The Neapolitan Camorra in Naples, Italy is considered by many to be the most dangerous, powerful gang in the world. This film gives us a crime organization that is decentralized, with a gritty, bare vision in stark contrast to the slick gangster films served on a silver platter. Opening with the shootings of gangsters in a tanning salon, the bright fluorescent tanning bulbs cast a harsh light on the victims, making their murders feel raw and savage, techno music blaring in the background, giving us a jarring introduction to their world and setting the tone for the film.
Five separate story lines are weaved together, the Comorra the driving force behind each one. The characters from each story never interact, serving only as tools to show us how far reaching and dominating the power of the Comorra is, in their community of Naples. We journey with two adolescent boys dreaming of fame as glorious gangsters to the inevitable doom their innocence cannot escape when they enter this world. We see a haute couture tailor looking to make extra income on a separate job but having to completely abandon his talent for a new, brainless skill. We also get an inside view from a timid money distributor working for one gang who inevitably gives himself up to another, his future uncertain.
The film is shot without glamour or pretense, but with a documentary style, the settings on location, the actors part of the backdrop and not a shipment from a Hollywood back lot. A stark film giving us only what we need to see and understand, a subtle undercurrent of bloodshed and broken deals lurking throughout. A startling contrast to the much mythologized gangster movies of past times, from ” Good Fellas”, “The Godfather” and “Public Enemy,” deconstructing these towering achievements, a breath of fresh air.
Unfortunately, that fresh air comes off as stagnant and dry. The plot is sometimes difficult to follow as we’re plunged into the dialogue and action with minimal background, the story unfolding slowly. The pace of the film is also a challenge as he lets some shots linger too long while the dialogue runs too sparse. It’s difficult to be interested when the director, Matteo Garrone, seems to be indifferent to his audience.
Overall, though, this maybe considered a landmark film with its fresh take on the tired gangster genre, embarking on the story of one of the oldest crime organizations in the world, however fragmented and decentralized they maybe. We’re spared the overly dramatic and flash, given instead smashed cliches in which new possibilities maybe born. Someone will come along and improve on this new ground, capitalizing on this film’s vast potential.
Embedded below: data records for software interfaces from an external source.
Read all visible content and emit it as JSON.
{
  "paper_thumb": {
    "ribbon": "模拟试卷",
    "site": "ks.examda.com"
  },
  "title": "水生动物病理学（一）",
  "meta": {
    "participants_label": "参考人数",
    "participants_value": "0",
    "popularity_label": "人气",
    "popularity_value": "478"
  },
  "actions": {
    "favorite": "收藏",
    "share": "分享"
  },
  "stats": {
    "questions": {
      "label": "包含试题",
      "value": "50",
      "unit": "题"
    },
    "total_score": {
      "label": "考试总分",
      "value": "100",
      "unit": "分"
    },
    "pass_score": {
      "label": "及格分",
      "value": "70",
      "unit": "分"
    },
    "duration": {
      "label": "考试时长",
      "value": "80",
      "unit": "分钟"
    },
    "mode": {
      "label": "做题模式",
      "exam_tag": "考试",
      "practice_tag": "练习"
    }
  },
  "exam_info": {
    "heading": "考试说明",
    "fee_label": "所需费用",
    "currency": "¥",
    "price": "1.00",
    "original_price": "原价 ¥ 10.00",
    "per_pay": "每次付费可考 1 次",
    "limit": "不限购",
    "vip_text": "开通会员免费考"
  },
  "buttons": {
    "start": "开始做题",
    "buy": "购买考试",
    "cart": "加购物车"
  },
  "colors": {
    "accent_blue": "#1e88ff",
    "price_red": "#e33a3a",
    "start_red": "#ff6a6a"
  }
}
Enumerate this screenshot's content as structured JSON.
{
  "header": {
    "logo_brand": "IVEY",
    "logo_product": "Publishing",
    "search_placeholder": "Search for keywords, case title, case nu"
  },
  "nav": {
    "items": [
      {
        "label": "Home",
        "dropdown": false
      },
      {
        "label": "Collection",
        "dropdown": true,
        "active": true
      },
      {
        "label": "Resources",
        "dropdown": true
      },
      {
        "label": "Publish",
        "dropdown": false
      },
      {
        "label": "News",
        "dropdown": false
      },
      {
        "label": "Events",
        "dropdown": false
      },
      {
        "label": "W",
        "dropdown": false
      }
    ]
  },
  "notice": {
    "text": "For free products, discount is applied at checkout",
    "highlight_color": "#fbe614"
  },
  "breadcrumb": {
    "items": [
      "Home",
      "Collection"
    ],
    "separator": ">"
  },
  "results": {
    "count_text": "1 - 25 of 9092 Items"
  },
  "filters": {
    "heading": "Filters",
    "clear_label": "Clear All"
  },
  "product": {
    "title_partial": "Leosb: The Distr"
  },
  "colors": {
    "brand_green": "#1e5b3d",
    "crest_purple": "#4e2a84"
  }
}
Filed under: Modern Film | Leave a Comment
Tags: Camorra, Gomorra, Good Fellas, Matteo Garrone, Public Enemy, The Godfather